**Exercise details**
In the entries, find all lines that hold the word "description" and copy them.

Entries from a dataset of interfaces:

- - -

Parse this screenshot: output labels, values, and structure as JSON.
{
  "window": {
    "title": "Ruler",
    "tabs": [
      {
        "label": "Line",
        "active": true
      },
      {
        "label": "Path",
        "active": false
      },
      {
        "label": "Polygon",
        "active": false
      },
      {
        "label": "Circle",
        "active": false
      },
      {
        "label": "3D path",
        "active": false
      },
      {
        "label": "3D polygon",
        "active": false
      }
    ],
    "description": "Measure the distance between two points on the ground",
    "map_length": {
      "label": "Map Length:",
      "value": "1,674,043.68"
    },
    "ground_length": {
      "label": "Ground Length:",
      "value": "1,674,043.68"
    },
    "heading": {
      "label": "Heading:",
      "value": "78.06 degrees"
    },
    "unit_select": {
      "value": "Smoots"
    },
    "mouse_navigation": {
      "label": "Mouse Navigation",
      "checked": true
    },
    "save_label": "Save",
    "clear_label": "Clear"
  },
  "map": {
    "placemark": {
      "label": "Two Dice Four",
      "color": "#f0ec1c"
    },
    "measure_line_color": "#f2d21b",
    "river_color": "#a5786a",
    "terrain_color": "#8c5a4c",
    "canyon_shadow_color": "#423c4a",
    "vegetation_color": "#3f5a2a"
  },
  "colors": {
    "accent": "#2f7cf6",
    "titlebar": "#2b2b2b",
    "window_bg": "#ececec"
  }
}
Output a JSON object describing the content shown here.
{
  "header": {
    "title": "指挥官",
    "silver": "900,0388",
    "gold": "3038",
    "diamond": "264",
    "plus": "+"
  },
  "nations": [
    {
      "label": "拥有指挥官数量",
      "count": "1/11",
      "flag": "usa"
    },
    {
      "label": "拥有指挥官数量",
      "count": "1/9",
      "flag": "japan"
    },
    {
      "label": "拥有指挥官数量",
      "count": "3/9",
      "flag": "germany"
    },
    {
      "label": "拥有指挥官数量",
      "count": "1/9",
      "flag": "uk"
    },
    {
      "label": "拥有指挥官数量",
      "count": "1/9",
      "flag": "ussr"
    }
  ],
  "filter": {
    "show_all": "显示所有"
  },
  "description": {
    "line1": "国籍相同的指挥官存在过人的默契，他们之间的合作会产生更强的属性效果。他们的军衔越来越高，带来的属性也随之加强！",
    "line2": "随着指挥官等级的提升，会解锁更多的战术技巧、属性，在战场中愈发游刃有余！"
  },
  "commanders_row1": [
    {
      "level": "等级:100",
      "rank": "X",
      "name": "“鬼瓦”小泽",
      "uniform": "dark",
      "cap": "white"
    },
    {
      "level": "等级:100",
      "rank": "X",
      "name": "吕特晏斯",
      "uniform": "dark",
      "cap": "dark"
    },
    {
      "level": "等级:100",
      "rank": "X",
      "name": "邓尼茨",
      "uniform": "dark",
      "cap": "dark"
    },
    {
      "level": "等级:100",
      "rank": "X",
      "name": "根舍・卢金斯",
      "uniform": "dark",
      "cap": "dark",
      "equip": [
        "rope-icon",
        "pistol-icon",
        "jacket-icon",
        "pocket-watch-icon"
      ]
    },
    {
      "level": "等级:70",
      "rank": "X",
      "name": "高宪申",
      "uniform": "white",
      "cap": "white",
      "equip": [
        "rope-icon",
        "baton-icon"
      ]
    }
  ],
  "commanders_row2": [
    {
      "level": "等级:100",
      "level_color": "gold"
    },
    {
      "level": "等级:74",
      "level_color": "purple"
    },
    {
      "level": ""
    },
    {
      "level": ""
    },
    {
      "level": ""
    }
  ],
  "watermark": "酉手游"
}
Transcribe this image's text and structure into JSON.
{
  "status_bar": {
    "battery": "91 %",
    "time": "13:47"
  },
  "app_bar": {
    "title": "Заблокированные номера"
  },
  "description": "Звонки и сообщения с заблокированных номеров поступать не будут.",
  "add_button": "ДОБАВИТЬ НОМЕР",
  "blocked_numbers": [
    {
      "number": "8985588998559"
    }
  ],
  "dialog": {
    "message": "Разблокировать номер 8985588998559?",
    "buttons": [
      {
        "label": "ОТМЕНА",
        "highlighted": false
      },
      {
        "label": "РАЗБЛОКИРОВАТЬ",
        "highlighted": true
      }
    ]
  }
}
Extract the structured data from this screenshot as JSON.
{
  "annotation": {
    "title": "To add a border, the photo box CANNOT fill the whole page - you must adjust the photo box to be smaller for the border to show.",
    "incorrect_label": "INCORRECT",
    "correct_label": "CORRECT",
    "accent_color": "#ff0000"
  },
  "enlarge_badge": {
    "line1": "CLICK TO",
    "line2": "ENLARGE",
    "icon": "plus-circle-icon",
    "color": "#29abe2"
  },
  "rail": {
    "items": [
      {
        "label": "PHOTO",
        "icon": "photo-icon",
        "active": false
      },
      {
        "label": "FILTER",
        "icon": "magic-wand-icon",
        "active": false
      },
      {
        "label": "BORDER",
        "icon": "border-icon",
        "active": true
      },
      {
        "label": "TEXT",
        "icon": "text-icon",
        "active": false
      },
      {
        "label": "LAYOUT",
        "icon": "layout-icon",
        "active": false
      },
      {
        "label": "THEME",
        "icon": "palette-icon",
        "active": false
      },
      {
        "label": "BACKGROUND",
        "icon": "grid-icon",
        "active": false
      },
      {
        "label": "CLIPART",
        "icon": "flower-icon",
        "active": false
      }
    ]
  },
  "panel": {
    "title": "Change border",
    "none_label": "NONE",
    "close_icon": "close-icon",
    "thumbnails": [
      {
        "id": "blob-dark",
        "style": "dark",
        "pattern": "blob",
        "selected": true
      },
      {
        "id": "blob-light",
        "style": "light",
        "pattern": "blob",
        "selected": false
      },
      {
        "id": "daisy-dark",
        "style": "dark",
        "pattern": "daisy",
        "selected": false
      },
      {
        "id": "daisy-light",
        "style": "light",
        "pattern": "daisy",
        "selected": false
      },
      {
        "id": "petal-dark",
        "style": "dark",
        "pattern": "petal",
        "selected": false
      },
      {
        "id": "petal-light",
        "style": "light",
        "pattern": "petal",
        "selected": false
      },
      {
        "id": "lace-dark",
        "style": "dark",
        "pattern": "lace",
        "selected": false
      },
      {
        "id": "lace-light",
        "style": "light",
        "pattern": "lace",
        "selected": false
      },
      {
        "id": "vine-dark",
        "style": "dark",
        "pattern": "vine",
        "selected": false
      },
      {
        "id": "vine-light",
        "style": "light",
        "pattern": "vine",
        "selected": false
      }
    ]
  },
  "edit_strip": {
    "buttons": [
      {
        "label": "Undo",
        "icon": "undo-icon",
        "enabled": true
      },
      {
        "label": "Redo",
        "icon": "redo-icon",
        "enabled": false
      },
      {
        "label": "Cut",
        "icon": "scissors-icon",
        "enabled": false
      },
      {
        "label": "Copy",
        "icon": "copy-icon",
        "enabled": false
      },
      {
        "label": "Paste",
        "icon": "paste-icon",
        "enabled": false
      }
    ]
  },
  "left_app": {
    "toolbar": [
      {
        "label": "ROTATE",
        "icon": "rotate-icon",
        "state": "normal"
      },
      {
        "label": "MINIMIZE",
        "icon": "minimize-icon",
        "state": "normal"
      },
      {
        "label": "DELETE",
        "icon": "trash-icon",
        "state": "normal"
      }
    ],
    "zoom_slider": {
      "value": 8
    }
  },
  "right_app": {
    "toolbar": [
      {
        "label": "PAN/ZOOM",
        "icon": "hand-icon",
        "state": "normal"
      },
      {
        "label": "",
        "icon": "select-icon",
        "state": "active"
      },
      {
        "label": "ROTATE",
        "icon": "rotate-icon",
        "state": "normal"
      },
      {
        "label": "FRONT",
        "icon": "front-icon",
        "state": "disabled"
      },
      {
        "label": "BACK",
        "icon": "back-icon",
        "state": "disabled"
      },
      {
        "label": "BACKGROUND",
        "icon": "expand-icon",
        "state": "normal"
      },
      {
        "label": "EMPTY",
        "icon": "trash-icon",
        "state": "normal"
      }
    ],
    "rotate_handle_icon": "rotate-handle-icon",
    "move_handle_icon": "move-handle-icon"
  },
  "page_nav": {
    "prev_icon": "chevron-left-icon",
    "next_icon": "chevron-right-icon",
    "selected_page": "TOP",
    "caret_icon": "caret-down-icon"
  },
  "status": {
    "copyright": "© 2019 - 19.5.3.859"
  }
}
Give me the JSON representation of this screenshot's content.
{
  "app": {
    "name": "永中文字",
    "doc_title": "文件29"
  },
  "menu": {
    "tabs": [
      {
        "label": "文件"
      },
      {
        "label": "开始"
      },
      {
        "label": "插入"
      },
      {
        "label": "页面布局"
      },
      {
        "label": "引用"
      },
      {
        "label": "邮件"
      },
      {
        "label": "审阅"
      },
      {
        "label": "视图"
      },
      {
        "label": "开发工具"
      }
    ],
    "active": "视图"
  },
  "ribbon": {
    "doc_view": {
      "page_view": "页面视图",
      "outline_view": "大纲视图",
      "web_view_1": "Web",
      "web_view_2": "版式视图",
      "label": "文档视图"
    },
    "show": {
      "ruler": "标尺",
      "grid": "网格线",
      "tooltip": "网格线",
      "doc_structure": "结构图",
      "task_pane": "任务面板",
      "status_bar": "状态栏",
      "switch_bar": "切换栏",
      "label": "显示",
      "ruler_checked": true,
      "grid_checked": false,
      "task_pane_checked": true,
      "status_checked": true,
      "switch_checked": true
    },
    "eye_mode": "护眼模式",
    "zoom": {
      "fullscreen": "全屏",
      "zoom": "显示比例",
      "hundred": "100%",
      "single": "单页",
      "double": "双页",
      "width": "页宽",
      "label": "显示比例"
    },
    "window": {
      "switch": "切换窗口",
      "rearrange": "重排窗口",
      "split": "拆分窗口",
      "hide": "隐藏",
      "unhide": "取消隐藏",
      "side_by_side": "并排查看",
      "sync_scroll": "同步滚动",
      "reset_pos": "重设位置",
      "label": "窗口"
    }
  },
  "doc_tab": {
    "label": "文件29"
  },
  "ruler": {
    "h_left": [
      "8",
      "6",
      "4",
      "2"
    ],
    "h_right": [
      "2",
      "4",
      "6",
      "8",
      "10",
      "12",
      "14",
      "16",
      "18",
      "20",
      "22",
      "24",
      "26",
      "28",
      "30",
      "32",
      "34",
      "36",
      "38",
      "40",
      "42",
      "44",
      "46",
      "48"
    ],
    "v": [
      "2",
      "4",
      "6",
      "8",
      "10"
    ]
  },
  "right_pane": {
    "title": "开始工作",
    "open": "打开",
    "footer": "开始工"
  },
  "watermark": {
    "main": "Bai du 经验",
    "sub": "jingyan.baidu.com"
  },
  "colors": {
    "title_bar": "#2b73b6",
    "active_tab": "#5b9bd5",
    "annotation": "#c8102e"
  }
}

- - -

**Task result**
    "description": "Measure the distance between two points on the ground",
  "description": {
  "description": "Звонки и сообщения с заблокированных номеров поступать не будут.",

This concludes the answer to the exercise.